Visayas Bureau, Inquirer
ILOILO CITY – The Commission on Audit (COA) has found irregularities in the use of P10 million in taxpayers’ money to help towns on Guimaras Island that were suffering from the country’s worst oil spill.
An 18-page report of the COA, dated Feb. 8, said some of the funds were released to municipalities that were not listed as suffering from the oil spill. A copy of the report was sent to Iloilo Gov. Niel Tupas Sr.
The P10 million was part of at least P40 million released by the Office of the President to Guimaras, Iloilo and Negros Occidental in response to calls for help from towns hurt by the oil spill.
Funds for Iloilo province were released in two installments – P5 million on Aug. 25, 2006, and another P5 million on Sept. 25 the same year. These were used to buy fishing equipment, boat engines and kerosene lanterns.
The provincial government reported that it released P1.95 million to 19 coastal municipalities and P360,000 to 13 barangays.
The COA report, however, said the provincial government also released P1.1 million to 11 coastal municipalities that were not listed as suffering from the oil spill based on a report by the Provincial Disaster Coordinating Council (PDCC). The towns included San Joaquin, Guimbal, Tigbauan, Leganes, Zarraga, Anilao, San Dionisio, Batad, Estancia, Balasan and Carles.
The report said the release of P1.1 million to the 11 towns violated rules on the use of taxpayers’ money. It was signed by Marietta Sofia, audit team leader, and Arlene Togonon, regional cluster director.
Manuel Mejorada, provincial administrator, denied any irregularities in the use of funds for oil spill-stricken towns.
Mejorada said the PDCC report was not an accurate basis to determine whether or not a town was suffering from the oil spill.
While the oil spill didn’t reach the shores of some towns, they also suffered because of lower fish catch, he said.

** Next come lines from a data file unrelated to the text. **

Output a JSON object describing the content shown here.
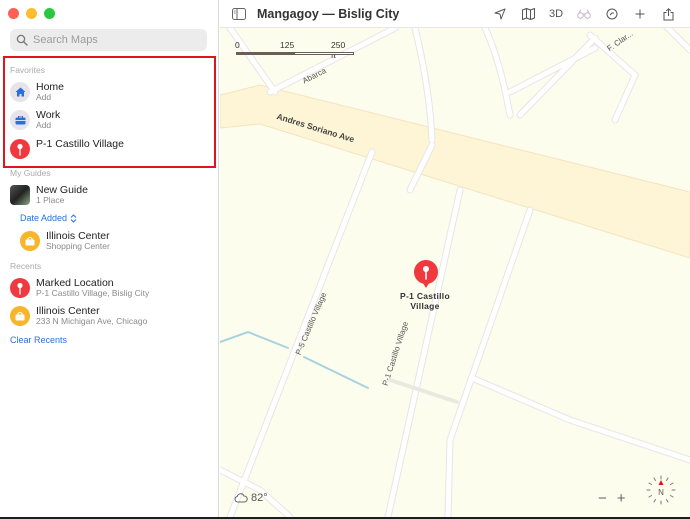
{
  "window": {
    "title": "Mangagoy — Bislig City"
  },
  "toolbar": {
    "tools": [
      {
        "icon": "location-arrow-icon",
        "label": ""
      },
      {
        "icon": "map-icon",
        "label": ""
      },
      {
        "icon": "3d-icon",
        "label": "3D"
      },
      {
        "icon": "binoculars-icon",
        "label": ""
      },
      {
        "icon": "clock-icon",
        "label": ""
      },
      {
        "icon": "plus-icon",
        "label": ""
      },
      {
        "icon": "share-icon",
        "label": ""
      }
    ]
  },
  "sidebar": {
    "search_placeholder": "Search Maps",
    "favorites": {
      "label": "Favorites",
      "items": [
        {
          "title": "Home",
          "subtitle": "Add",
          "icon": "house-icon"
        },
        {
          "title": "Work",
          "subtitle": "Add",
          "icon": "briefcase-icon"
        },
        {
          "title": "P-1 Castillo Village",
          "subtitle": "",
          "icon": "pin-icon"
        }
      ]
    },
    "guides": {
      "label": "My Guides",
      "items": [
        {
          "title": "New Guide",
          "subtitle": "1 Place",
          "icon": "guide-thumbnail"
        }
      ],
      "sort_label": "Date Added",
      "places": [
        {
          "title": "Illinois Center",
          "subtitle": "Shopping Center",
          "icon": "shopping-bag-icon"
        }
      ]
    },
    "recents": {
      "label": "Recents",
      "items": [
        {
          "title": "Marked Location",
          "subtitle": "P-1 Castillo Village, Bislig City",
          "icon": "pin-icon"
        },
        {
          "title": "Illinois Center",
          "subtitle": "233 N Michigan Ave, Chicago",
          "icon": "shopping-bag-icon"
        }
      ],
      "clear_label": "Clear Recents"
    }
  },
  "map": {
    "scale": {
      "labels": [
        "0",
        "125",
        "250 ft"
      ]
    },
    "streets": {
      "abarca": "Abarca",
      "andres": "Andres Soriano Ave",
      "p5": "P-5 Castillo Village",
      "p1": "P-1 Castillo Village",
      "fclar": "F. Clar..."
    },
    "pin_label_line1": "P-1 Castillo",
    "pin_label_line2": "Village",
    "weather": "82°",
    "zoom_out": "−",
    "zoom_in": "+",
    "compass": "N"
  },
  "colors": {
    "accent": "#2a6fe0",
    "pin": "#f0383e",
    "highlight_box": "#e0141e",
    "map_land": "#fdfdee",
    "major_road": "#fdf5d5"
  }
}
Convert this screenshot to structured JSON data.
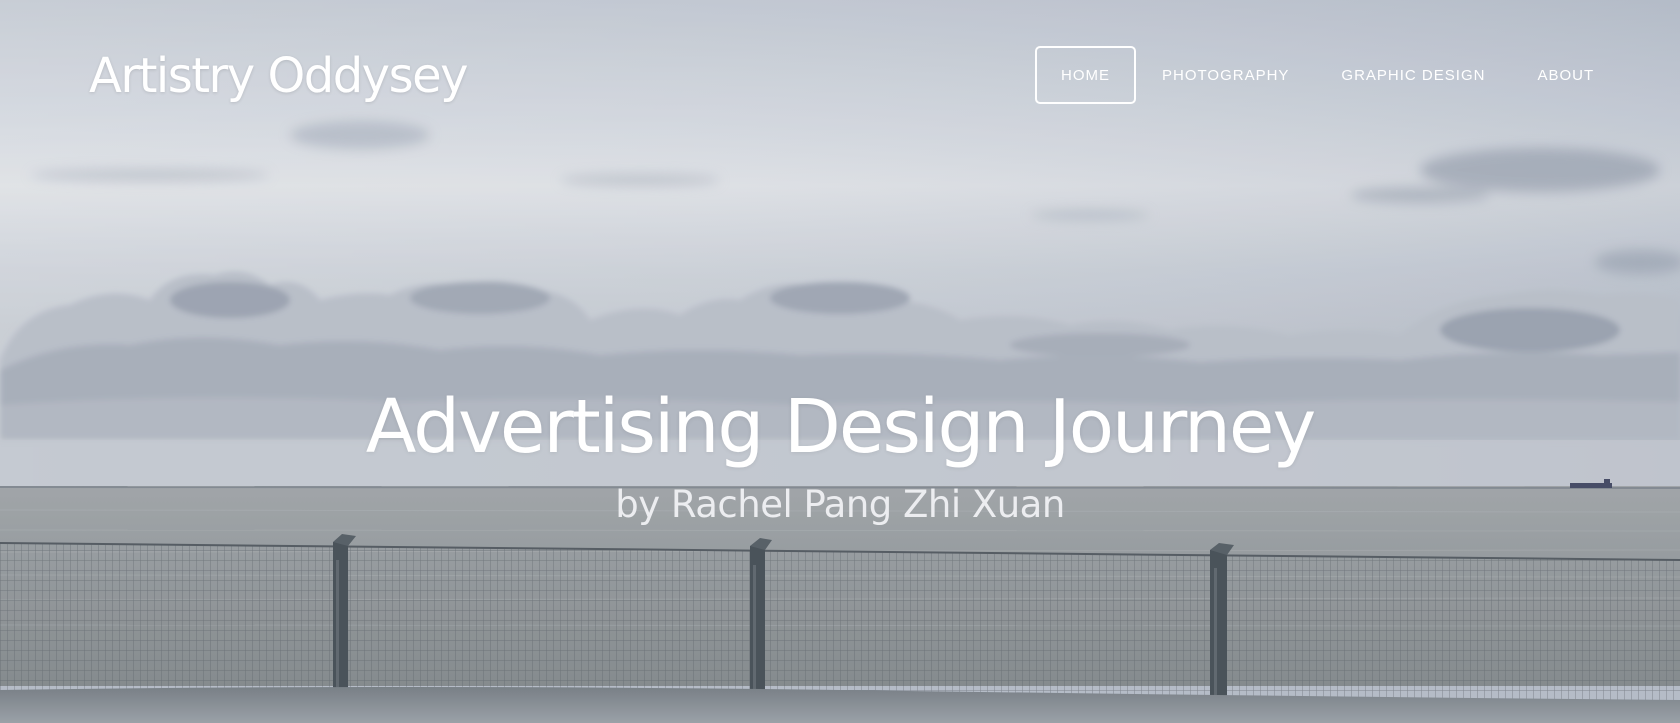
{
  "site": {
    "title": "Artistry Oddysey"
  },
  "nav": {
    "items": [
      {
        "label": "HOME",
        "active": true
      },
      {
        "label": "PHOTOGRAPHY",
        "active": false
      },
      {
        "label": "GRAPHIC DESIGN",
        "active": false
      },
      {
        "label": "ABOUT",
        "active": false
      }
    ]
  },
  "hero": {
    "headline": "Advertising Design Journey",
    "byline": "by Rachel Pang Zhi Xuan",
    "background": "overcast-sea-with-fence-photo"
  },
  "colors": {
    "text": "#ffffff",
    "sky": "#c6ccd6",
    "sea": "#9ea3a6",
    "fence": "#4a5158"
  }
}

The COA report also noted a delay in the purchase and distribution of fishing equipment worth P7.68 million.
“Had the equipment been acquired earlier, the equipment and supplies could have curbed the urgent impact of the oil spill …,” the report said.
It also noted a P1.48 million overprice in the purchase of boat engines worth P4.22 million.